BEGIN

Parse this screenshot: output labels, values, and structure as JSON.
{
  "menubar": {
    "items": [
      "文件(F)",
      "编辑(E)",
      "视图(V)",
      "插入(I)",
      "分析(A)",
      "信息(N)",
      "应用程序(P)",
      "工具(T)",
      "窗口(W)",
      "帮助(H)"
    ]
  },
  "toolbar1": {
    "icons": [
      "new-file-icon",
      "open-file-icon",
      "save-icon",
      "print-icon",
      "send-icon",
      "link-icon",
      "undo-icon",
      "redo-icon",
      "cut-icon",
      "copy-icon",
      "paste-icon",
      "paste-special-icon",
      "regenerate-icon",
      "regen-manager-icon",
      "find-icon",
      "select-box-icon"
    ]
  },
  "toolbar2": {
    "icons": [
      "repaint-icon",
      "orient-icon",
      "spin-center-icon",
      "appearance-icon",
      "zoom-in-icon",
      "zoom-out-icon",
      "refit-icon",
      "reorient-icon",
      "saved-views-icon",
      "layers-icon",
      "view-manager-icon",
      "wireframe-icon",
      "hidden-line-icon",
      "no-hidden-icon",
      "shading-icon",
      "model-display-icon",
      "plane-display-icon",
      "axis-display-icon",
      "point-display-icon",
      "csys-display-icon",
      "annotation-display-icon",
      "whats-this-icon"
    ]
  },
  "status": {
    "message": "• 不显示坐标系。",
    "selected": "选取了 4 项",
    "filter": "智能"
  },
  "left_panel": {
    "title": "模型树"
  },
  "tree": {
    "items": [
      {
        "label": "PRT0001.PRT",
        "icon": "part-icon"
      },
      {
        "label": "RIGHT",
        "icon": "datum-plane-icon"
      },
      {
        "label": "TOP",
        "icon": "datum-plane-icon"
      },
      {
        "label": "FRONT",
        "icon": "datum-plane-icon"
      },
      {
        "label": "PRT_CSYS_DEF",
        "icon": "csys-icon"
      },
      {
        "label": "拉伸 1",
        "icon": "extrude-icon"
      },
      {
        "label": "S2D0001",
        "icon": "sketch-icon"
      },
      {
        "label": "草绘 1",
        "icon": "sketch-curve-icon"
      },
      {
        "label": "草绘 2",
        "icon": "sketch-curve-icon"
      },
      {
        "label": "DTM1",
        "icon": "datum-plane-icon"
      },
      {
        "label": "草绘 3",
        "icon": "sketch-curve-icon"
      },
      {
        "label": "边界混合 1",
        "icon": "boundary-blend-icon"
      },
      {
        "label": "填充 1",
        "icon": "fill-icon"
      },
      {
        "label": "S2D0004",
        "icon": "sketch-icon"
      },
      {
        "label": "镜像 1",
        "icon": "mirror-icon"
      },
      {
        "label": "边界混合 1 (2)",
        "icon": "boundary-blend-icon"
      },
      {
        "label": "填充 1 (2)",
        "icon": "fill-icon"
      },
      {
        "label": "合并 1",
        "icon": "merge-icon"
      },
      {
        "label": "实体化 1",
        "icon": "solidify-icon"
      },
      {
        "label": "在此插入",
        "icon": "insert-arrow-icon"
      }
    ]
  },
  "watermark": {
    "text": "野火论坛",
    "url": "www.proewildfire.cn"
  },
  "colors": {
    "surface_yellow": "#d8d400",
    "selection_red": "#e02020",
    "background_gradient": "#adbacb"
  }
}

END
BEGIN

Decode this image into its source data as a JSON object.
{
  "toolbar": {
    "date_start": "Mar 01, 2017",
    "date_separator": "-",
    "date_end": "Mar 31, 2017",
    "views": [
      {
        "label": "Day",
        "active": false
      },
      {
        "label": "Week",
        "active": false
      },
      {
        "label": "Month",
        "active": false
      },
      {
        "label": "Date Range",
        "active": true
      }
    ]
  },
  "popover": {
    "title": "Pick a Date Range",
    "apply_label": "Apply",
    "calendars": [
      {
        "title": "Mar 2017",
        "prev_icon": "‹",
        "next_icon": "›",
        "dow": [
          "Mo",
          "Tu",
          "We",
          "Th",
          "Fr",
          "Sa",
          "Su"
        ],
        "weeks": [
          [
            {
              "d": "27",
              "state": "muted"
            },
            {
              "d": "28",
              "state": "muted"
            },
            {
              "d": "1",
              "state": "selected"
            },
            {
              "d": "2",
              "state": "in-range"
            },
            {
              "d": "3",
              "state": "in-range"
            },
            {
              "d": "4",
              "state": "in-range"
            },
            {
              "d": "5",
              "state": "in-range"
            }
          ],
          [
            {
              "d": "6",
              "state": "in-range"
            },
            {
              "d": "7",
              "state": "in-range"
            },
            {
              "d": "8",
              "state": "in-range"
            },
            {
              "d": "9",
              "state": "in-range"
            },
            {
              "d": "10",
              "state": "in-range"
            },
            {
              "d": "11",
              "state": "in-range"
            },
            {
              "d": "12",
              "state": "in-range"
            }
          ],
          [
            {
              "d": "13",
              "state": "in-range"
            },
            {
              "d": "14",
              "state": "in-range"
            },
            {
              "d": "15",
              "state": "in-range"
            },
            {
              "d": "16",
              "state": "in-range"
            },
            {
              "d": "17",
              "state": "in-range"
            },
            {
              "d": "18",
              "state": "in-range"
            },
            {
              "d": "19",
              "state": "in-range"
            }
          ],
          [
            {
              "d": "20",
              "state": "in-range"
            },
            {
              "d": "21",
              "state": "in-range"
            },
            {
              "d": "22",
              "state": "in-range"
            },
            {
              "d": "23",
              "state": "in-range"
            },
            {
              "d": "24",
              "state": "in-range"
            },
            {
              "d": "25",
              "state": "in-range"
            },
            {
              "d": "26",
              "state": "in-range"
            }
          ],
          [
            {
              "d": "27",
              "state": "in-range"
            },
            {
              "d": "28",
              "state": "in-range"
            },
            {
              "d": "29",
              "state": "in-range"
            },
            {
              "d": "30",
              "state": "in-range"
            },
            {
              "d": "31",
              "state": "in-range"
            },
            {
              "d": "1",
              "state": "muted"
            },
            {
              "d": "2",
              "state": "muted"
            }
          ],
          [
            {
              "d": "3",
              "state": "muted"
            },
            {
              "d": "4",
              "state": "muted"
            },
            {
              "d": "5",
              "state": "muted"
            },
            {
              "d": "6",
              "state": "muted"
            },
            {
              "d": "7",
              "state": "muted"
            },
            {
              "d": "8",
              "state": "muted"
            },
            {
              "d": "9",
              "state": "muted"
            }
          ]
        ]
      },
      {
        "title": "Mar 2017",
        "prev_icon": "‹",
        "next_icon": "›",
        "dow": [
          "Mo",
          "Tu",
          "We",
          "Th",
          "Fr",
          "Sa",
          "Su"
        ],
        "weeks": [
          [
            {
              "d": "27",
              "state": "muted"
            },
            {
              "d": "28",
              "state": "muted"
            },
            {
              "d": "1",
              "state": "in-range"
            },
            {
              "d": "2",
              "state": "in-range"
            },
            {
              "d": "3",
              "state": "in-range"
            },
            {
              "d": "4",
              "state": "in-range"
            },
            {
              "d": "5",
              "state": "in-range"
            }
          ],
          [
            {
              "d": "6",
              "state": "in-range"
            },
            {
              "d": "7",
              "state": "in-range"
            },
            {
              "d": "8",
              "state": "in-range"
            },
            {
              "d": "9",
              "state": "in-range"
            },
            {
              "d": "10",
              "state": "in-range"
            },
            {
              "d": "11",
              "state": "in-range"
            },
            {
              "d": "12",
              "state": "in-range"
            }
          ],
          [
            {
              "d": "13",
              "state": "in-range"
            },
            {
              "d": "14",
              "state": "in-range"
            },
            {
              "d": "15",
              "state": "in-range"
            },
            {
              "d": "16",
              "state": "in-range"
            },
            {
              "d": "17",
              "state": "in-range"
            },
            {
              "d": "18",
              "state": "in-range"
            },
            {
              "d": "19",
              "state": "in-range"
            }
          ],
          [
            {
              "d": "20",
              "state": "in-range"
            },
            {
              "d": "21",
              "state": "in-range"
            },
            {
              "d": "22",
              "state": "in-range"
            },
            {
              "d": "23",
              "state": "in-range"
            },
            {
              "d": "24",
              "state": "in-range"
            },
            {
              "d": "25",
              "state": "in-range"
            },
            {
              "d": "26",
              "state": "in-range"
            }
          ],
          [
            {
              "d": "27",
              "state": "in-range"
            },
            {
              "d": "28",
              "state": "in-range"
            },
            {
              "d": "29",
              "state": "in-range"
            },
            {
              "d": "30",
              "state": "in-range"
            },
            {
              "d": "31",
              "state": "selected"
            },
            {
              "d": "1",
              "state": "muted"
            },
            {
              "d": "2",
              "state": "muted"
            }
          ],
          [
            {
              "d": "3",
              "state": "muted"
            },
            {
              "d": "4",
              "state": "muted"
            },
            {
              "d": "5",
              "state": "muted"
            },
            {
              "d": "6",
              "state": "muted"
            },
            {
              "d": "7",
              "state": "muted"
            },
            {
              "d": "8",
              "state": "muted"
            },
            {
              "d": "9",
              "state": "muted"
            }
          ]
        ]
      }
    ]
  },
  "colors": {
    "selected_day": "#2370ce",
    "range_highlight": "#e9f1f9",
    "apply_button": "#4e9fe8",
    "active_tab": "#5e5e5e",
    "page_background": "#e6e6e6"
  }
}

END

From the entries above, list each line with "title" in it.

WRITTEN RESPONSE =
    "title": "模型树"
    "title": "Pick a Date Range",
        "title": "Mar 2017",
        "title": "Mar 2017",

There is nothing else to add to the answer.